Amazon Key customers beware: A security researcher has discovered a hack that hinders Amazon Key’s ability to lock, allowing anyone to get into a Key-enabled home.
According to Tom’s Guide, the Bay Area researcher, identified simply as MG, posted a proof-of-concept video on Twitter on Sunday.
"I'm withholding details until Amazon has a chance to fix this," MG said. "Don't want this being abused in the wild."
Amazon Prime customers can utilize Amazon Key, which allows the eCommerce giant to remotely unlock a home's front door to leave an Amazon delivery. The customer can watch the entire delivery unfold via Amazon's Cloud Cam security camera. The compatible smart locks are made by Kwikset and Yale. The package with camera and smart lock, including free installation, costs $250.

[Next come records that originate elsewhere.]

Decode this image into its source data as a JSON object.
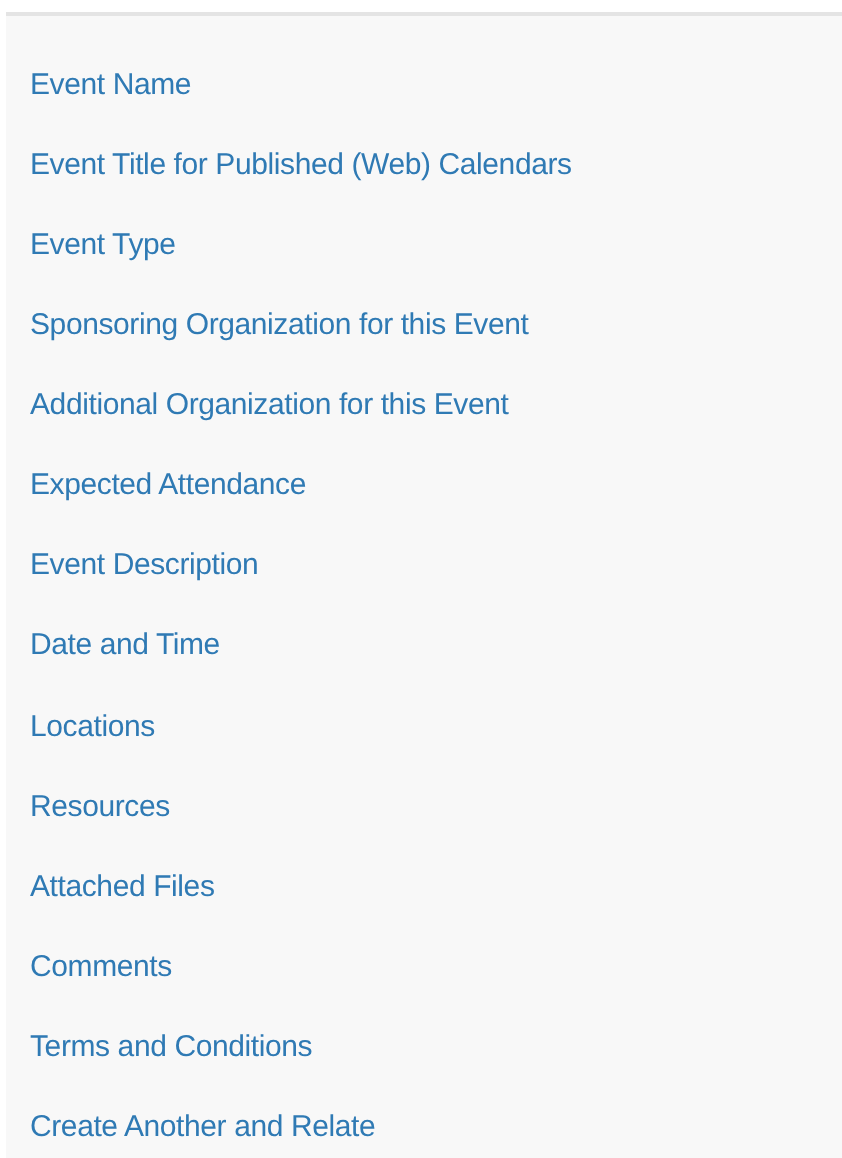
{
  "nav_links": [
    "Event Name",
    "Event Title for Published (Web) Calendars",
    "Event Type",
    "Sponsoring Organization for this Event",
    "Additional Organization for this Event",
    "Expected Attendance",
    "Event Description",
    "Date and Time",
    "Locations",
    "Resources",
    "Attached Files",
    "Comments",
    "Terms and Conditions",
    "Create Another and Relate"
  ]
}
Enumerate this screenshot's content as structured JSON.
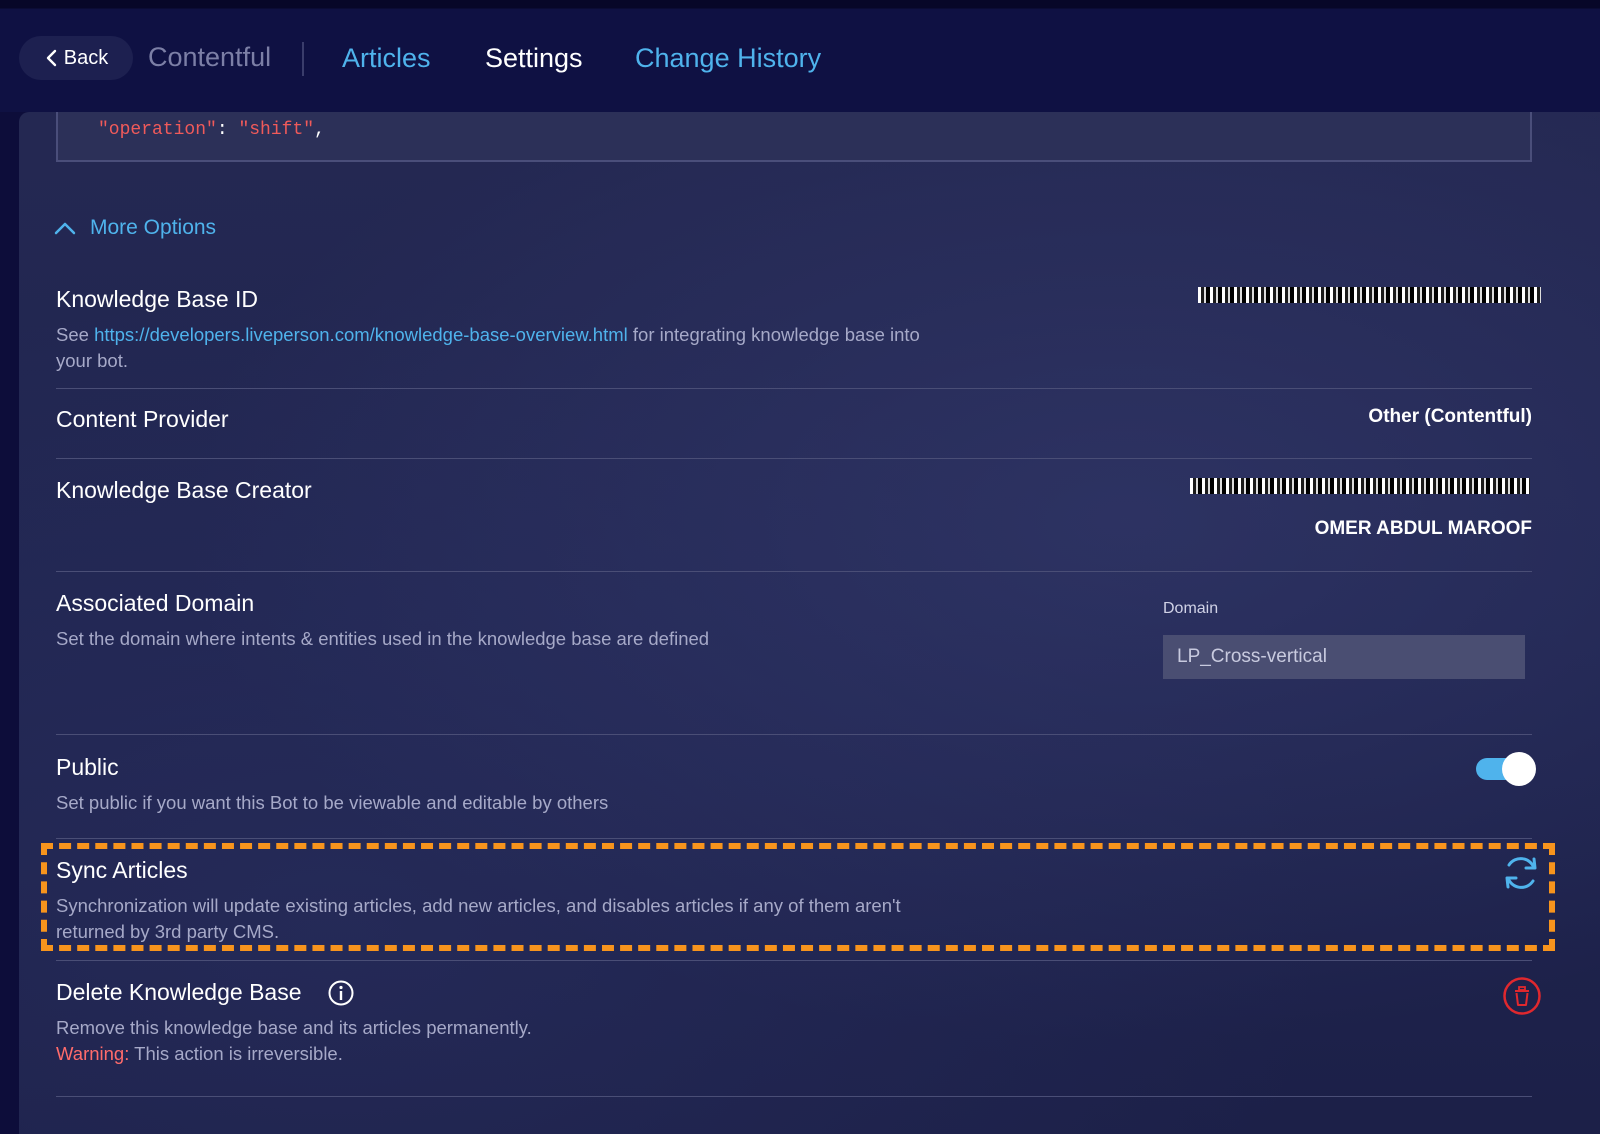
{
  "header": {
    "back_label": "Back",
    "brand": "Contentful",
    "tabs": {
      "articles": "Articles",
      "settings": "Settings",
      "change_history": "Change History"
    }
  },
  "code": {
    "key": "\"operation\"",
    "colon": ": ",
    "value": "\"shift\"",
    "trail": ","
  },
  "more_options": {
    "label": "More Options"
  },
  "kb_id": {
    "title": "Knowledge Base ID",
    "desc_prefix": "See ",
    "link": "https://developers.liveperson.com/knowledge-base-overview.html",
    "desc_suffix": " for integrating knowledge base into your bot."
  },
  "content_provider": {
    "title": "Content Provider",
    "value": "Other (Contentful)"
  },
  "kb_creator": {
    "title": "Knowledge Base Creator",
    "name": "OMER ABDUL MAROOF"
  },
  "associated_domain": {
    "title": "Associated Domain",
    "desc": "Set the domain where intents & entities used in the knowledge base are defined",
    "field_label": "Domain",
    "field_value": "LP_Cross-vertical"
  },
  "public": {
    "title": "Public",
    "desc": "Set public if you want this Bot to be viewable and editable by others",
    "enabled": true
  },
  "sync": {
    "title": "Sync Articles",
    "desc": "Synchronization will update existing articles, add new articles, and disables articles if any of them aren't returned by 3rd party CMS."
  },
  "delete": {
    "title": "Delete Knowledge Base",
    "desc": "Remove this knowledge base and its articles permanently.",
    "warning_label": "Warning:",
    "warning_text": " This action is irreversible."
  },
  "colors": {
    "accent": "#4fb3ec",
    "danger": "#e0282e",
    "highlight": "#f7941d"
  },
  "icons": {
    "back": "chevron-left-icon",
    "more_options": "chevron-up-icon",
    "sync": "sync-icon",
    "info": "info-icon",
    "delete": "trash-icon"
  }
}
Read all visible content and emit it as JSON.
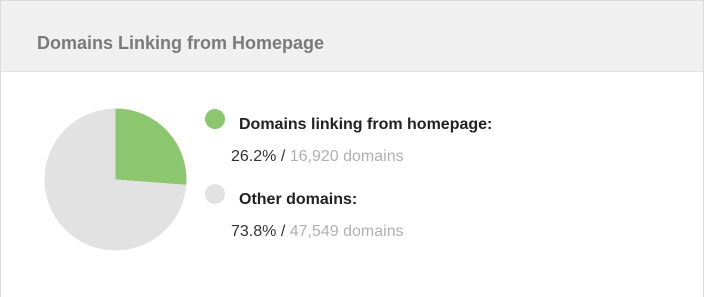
{
  "panel": {
    "title": "Domains Linking from Homepage"
  },
  "legend": {
    "items": [
      {
        "label": "Domains linking from homepage:",
        "percent": "26.2%",
        "separator": "/",
        "count_text": "16,920 domains",
        "color": "#8cc66e"
      },
      {
        "label": "Other domains:",
        "percent": "73.8%",
        "separator": "/",
        "count_text": "47,549 domains",
        "color": "#e2e2e2"
      }
    ]
  },
  "chart_data": {
    "type": "pie",
    "categories": [
      "Domains linking from homepage",
      "Other domains"
    ],
    "values": [
      26.2,
      73.8
    ],
    "counts": [
      16920,
      47549
    ],
    "colors": [
      "#8cc66e",
      "#e2e2e2"
    ]
  }
}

This isn’t the first time the system has been hacked. Last November, it was discovered that Cloud Cam could be manipulated by a simple program running from a computer that is within Wi-Fi range of the camera. The software could disable and freeze the camera, so a viewer would only see a closed door even if the door was open, enabling a dishonest delivery person to rob the home. Amazon fixed that flaw with a software patch.
Still, MG wasn’t impressed with the company's response to the security issue. "Amazon downplayed the last attack on this product because it needed an evil delivery driver to execute. This doesn't," he said on Twitter. "It's all current software."
This latest news surely won’t boost Amazon Key’s popularity with customers. A SurveyMonkey poll last year found that about 58 percent of Amazon Prime customers would definitely not buy Amazon Key – only slightly less than the 61 percent of all U.S. adults who wouldn’t buy the product. Among Prime subscribers, only 5 percent said they would definitely buy Amazon Key, while only 4 percent of all U.S. shoppers said they would.